◆ Exercise ◆
Read the records beneath this task and copy every line that contains the string "plan".

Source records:
^^^^

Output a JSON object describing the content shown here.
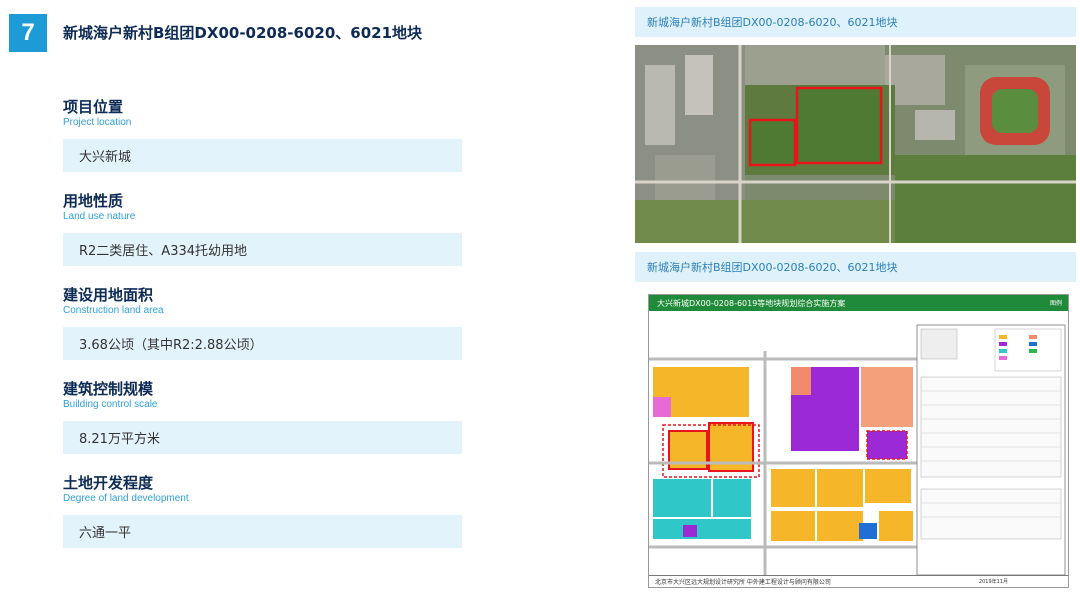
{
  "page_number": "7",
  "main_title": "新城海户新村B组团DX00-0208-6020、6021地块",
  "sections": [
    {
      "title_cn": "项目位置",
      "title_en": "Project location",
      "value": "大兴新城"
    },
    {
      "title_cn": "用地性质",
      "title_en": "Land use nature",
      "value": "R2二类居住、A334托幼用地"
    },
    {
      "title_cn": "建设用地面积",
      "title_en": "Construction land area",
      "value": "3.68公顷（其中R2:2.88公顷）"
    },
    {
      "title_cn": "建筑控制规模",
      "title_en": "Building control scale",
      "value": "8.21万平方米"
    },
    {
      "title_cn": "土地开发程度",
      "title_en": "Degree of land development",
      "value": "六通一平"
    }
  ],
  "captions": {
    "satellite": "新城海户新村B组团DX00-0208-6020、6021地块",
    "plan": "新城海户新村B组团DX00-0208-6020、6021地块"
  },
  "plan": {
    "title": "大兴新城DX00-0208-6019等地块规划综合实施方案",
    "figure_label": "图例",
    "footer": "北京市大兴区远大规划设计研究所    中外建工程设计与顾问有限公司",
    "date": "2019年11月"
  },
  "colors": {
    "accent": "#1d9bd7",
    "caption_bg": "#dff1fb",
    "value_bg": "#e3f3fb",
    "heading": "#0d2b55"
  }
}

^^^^

◆ Task response ◆
    "plan": "新城海户新村B组团DX00-0208-6020、6021地块"
  "plan": {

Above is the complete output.